_PROMPT_: Check each line of the listing for the word "Before" and report the ones that have it.

★ ★ ★ ★

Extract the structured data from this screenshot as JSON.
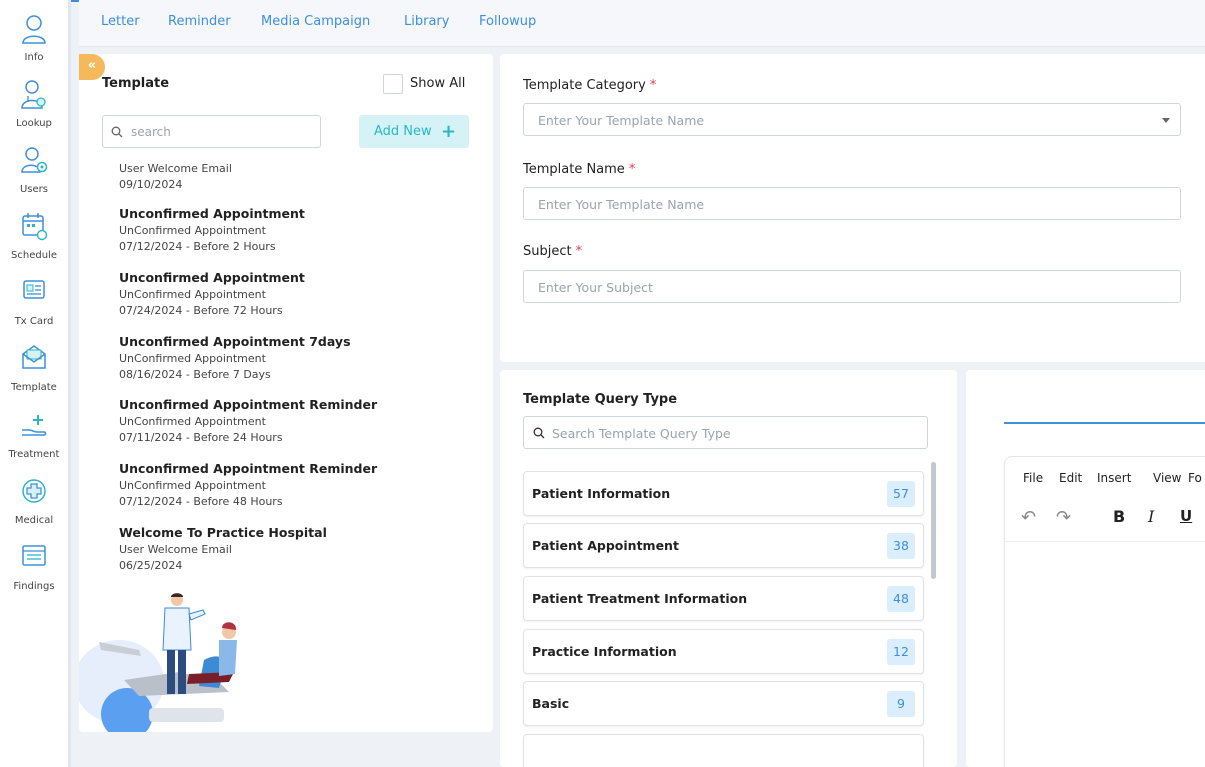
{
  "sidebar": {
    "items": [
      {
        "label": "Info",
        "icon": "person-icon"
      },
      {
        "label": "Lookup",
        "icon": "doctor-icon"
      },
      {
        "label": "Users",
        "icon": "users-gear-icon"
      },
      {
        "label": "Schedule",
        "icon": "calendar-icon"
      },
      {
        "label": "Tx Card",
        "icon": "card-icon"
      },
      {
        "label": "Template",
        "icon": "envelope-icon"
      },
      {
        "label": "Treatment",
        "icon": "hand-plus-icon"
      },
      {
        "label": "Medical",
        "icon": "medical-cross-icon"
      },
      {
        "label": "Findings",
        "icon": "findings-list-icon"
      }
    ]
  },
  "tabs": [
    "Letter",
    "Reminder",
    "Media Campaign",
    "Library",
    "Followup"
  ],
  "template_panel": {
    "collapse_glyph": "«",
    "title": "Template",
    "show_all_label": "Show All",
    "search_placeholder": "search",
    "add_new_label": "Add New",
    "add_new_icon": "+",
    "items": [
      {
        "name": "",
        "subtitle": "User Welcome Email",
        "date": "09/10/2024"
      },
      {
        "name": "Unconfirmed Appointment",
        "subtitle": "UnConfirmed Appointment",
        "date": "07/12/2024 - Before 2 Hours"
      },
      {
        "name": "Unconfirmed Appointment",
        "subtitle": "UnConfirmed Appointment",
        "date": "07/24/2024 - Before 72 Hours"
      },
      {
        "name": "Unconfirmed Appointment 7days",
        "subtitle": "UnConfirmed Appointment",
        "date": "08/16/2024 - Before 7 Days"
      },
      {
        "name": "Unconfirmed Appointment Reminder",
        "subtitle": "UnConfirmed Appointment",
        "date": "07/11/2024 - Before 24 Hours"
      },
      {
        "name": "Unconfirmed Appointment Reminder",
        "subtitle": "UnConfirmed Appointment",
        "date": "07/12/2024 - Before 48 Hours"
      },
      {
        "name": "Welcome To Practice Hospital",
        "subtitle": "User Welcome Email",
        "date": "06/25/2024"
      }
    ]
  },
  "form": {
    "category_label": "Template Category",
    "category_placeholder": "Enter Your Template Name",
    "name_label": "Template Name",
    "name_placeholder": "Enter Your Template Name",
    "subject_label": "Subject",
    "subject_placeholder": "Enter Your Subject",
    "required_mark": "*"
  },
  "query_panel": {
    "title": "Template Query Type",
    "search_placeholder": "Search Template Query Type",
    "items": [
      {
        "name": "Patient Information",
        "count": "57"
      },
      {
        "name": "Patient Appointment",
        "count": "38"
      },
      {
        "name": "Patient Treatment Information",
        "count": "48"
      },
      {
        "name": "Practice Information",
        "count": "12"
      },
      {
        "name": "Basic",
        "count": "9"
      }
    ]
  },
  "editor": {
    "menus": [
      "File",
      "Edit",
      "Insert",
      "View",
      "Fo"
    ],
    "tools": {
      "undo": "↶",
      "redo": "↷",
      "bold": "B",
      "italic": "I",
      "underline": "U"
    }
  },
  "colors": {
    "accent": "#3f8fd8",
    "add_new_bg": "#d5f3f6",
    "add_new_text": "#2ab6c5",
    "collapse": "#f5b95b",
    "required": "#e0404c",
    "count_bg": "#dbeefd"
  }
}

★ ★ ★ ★

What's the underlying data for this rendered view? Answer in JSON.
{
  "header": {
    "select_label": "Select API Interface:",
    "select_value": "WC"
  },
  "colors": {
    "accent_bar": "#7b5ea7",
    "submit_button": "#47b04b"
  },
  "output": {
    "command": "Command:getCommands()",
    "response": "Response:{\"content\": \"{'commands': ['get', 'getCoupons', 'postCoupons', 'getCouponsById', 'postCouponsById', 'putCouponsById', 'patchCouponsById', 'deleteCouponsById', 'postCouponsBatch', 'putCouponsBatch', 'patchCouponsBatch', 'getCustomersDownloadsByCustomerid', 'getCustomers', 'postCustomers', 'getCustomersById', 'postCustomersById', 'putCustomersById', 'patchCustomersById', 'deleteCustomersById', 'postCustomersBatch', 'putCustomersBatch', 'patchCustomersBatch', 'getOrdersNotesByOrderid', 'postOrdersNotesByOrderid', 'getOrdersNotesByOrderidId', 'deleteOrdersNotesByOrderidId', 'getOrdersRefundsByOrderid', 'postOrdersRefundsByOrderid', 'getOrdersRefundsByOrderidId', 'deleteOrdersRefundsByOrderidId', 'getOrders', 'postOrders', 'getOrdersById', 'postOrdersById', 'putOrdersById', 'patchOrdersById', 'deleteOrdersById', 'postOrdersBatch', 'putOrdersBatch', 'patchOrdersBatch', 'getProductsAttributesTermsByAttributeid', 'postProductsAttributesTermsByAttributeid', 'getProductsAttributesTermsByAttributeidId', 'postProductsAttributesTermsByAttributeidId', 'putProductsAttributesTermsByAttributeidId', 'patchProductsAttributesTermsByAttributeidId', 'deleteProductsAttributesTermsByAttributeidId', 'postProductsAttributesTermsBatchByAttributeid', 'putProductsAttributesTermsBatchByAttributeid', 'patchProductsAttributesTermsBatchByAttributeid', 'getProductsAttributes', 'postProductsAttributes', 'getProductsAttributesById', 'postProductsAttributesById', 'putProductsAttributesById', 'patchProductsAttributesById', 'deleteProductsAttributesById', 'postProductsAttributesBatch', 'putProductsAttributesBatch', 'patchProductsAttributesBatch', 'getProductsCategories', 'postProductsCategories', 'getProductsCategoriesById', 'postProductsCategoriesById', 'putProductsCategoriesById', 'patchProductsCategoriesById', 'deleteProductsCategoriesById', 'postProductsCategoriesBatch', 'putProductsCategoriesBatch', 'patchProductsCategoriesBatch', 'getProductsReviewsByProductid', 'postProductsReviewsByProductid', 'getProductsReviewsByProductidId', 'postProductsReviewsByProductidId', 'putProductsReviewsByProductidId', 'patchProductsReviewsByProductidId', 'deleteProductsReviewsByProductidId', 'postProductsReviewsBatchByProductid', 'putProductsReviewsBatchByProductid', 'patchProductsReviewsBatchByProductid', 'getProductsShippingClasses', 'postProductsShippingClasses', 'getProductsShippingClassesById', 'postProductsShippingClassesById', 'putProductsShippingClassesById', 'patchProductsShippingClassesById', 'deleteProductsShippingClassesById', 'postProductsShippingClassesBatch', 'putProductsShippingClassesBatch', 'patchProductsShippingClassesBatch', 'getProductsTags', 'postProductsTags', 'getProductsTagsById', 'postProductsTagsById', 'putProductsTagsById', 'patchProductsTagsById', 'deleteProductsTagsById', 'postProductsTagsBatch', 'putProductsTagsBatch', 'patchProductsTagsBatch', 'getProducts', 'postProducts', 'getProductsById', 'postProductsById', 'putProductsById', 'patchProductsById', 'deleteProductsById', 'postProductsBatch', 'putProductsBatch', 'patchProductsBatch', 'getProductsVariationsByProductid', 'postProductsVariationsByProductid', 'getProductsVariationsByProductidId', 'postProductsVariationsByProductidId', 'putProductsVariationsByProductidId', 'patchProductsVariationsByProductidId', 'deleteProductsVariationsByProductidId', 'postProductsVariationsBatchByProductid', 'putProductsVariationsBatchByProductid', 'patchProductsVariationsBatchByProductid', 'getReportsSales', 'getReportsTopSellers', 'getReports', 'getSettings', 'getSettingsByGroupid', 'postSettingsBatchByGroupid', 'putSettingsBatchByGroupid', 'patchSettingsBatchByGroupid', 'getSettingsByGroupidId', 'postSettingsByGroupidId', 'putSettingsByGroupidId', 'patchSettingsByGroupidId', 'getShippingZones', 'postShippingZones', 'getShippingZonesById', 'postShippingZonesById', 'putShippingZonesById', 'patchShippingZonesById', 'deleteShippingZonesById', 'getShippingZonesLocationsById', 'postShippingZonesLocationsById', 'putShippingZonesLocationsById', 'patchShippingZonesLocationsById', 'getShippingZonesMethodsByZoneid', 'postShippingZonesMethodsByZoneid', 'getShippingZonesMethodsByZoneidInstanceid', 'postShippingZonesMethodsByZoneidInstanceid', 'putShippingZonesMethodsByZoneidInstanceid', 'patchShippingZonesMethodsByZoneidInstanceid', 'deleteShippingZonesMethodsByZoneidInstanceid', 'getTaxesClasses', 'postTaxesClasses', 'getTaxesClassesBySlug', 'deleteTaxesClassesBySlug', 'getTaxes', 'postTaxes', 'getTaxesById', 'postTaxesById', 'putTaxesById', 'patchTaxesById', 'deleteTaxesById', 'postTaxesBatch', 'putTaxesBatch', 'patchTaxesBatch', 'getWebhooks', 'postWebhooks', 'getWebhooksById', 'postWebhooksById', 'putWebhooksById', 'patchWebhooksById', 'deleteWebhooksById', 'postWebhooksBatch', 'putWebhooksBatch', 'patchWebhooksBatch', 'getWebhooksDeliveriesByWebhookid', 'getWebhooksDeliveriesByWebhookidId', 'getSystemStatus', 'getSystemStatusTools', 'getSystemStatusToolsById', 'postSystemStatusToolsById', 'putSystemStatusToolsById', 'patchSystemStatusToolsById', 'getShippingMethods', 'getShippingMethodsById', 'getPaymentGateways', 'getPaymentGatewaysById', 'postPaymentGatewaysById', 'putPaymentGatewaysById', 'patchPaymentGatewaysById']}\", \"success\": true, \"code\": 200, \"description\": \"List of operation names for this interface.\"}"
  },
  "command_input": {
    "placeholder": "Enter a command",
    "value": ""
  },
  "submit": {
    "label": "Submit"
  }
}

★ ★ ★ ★

_FINAL ANSWER_:
        "date": "07/12/2024 - Before 2 Hours"
        "date": "07/24/2024 - Before 72 Hours"
        "date": "08/16/2024 - Before 7 Days"
        "date": "07/11/2024 - Before 24 Hours"
        "date": "07/12/2024 - Before 48 Hours"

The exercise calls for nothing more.